September 15, 2004


D Is for Descendancy: The Democrats are no longer the majority party. Is this the year they'll finally admit it? (BRENDAN MINITER, September 15, 2004, Wall Street Journal)

The Democratic Party is in descendancy. It's not just that John Kerry's campaign is sinking like a stone, or that George W. Bush is turning out to be a resilient politician. The Democratic leadership is in electoral denial, failing to grasp a profound shift among American voters and therefore on the cusp not of winning back control of one of the branches of government, but of handing control over to Republicans for a generation or more.

This denial has been fed by moderate electoral victories, most notably Bill Clinton's eight year control of the White House, Al Gore's popular-vote plurality in 2000, and what turned out to be transient congressional gains in 1996, 1998 and 2000. Democrats still seem to believe they can win back the White House without making any significant modification to their party's policies--that they are the natural majority party just waiting to be given back control.

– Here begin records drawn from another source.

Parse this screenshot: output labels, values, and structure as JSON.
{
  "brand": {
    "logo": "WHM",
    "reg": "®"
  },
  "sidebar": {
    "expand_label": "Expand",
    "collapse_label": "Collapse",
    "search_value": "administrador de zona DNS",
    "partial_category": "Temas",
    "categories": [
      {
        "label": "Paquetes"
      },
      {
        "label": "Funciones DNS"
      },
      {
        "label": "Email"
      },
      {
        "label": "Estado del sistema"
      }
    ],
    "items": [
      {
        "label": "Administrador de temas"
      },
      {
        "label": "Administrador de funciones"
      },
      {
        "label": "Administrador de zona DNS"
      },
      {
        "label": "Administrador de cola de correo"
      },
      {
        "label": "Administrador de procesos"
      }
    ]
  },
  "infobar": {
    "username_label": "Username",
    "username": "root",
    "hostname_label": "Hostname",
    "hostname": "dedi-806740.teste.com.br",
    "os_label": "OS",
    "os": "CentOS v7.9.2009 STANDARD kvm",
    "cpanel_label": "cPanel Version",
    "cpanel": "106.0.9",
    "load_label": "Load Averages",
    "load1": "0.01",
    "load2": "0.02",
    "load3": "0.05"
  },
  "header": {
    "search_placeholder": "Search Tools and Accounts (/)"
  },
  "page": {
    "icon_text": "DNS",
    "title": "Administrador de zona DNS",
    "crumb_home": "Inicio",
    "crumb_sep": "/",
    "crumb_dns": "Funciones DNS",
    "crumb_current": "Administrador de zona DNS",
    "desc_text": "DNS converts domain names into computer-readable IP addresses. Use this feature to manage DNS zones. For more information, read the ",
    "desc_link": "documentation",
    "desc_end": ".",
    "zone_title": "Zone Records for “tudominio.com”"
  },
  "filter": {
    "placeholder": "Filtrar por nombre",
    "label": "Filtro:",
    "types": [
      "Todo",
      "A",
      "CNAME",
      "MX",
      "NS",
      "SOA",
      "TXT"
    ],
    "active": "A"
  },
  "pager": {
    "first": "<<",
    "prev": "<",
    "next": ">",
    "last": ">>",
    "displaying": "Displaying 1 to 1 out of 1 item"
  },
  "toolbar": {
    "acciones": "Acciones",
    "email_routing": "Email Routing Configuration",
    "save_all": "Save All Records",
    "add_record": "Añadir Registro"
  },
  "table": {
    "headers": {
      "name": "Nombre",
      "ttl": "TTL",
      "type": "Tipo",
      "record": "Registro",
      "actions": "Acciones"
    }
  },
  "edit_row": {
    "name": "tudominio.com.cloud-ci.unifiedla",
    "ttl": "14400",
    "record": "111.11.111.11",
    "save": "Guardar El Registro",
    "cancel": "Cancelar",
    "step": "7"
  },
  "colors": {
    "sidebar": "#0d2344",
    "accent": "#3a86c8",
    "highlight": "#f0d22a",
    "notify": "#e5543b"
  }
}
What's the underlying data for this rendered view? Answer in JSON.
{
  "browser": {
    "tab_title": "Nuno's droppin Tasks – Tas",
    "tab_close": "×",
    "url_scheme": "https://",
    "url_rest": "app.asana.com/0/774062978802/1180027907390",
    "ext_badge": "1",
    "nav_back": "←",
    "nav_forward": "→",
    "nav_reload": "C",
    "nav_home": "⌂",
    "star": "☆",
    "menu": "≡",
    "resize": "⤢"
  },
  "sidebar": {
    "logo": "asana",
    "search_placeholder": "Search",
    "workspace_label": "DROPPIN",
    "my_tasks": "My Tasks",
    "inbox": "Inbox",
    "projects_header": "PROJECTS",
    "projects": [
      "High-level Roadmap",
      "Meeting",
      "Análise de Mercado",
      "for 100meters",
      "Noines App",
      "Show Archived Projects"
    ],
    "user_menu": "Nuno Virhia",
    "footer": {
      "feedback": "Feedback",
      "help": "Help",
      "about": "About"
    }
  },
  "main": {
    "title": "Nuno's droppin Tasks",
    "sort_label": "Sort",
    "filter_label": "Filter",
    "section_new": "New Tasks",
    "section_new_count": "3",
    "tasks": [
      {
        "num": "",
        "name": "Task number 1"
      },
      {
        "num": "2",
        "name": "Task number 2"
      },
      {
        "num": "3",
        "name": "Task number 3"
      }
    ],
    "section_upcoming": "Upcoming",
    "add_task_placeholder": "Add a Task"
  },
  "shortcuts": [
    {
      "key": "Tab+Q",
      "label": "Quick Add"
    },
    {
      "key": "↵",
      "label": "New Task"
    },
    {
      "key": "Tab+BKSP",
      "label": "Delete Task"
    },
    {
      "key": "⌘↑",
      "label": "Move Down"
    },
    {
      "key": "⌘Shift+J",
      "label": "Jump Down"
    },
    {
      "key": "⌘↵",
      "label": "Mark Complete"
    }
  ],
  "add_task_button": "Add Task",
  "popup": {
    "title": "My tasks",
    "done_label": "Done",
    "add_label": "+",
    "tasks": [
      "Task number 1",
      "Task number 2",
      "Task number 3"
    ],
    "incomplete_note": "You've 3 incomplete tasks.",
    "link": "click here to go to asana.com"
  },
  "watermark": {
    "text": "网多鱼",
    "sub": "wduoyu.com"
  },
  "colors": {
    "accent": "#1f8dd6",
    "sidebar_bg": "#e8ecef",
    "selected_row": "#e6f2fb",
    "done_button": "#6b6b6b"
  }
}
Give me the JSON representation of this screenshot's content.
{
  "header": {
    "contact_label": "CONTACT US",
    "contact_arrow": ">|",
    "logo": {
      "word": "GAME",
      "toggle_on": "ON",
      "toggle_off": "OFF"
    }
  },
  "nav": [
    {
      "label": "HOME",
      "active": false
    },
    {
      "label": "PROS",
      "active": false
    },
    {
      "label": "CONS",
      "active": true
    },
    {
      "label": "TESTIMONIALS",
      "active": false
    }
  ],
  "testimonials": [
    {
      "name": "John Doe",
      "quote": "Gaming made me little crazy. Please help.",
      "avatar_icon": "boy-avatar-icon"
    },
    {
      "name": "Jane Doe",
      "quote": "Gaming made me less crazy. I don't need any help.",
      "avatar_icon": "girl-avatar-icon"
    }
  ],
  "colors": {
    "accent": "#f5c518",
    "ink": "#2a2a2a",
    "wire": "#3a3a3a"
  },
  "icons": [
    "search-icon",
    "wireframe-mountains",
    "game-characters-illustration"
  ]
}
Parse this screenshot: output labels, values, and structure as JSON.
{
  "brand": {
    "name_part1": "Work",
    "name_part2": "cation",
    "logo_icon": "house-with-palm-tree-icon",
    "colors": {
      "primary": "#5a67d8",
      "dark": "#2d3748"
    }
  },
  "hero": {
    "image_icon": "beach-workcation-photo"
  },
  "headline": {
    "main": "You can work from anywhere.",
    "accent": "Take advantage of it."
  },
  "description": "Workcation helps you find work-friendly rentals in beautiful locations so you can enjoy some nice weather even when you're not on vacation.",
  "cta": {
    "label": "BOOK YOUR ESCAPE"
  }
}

A broader look, however, reveals a much different electoral landscape. Somewhere during the Carter presidency Americans lost confidence in the ideas of the Democratic Party. Bill Clinton ran and won as a "third way" Democrat in 1992, when it seemed safe not to worry about foreign threats. When he took office, he tried to move the country to the left, raising taxes and rolling out a plan to socialize medicine. [...]

Republicans have been in the White House for 16 of the past 24 years, held a Senate majority for 14 of those years and controlled the House for the past 10 years. GOP candidates aren't winning elections by luck. The Democrats had their "Great Society" and stayed in power by handing out welfare checks. It took a long time, but Republicans discovered something more valuable to hand out, a form of personal liberty that allows individuals to create real wealth. On self-interested grounds alone, health savings accounts and private Social Security accounts are an electoral inevitability. [...]

In a time of economic prosperity the electorate was nearly deadlocked over two candidates four years ago, but for more than two decades it has proved decidedly in favor of the ideas emanating from the right. After the election Democrats may blame Mr. Kerry for running an inept campaign, as they did Michael Dukakis and Al Gore. But to do so would be to fail to grasp why for the duration of the campaign the party was counting on the economy to stumble, the war to go badly or for a terrorist attack to turn public opinion against the president. Or why with less than two months from Election Day, the party's only remaining hope for victory was for Mr. Bush to stumble.

The Republican Party is extraordinarily lucky that Bill Clinton proved so feckless about the third way, else they'd be the Tories today.

Posted by Orrin Judd at September 15, 2004 6:46 PM

Nope -- Clinton's big successes, Welfare Reform and Nafta, were based on Rep ideas, not Dem ideas.

The Dems booted out ALL pro-life folk, both small gov't AND big gov't. In power, the Reps are discovering the joys of gov't handouts.

But love of America, land of the Free, home of the Brave, is far stronger among Reps than Dems.

The Dems have to decide if American soldiers are occupiers or liberators. The Dem split on Iraq, war victory or law enforcement surrender, makes THEM the Tory party (split on EU).

Posted by: Tom Grey - Liberty Dad at September 16, 2004 7:59 AM

I agree with OJ. Clinton had a lot of potential to transform the Democrats back into the majority party, but squandered it.

It's just the Baby Boomer leadership. Their destruction of the party can only last so much longer. I've talked with a lot of young Democrats, we're all in agreement that the leadership is rotten and needs replacement at all levels. We'll come back, but it may take a decade.

Hopefully, the GOP won't flush the country down the toilet by turning us into the next Argentina by then.

Posted by: Chris Durnell at September 16, 2004 12:09 PM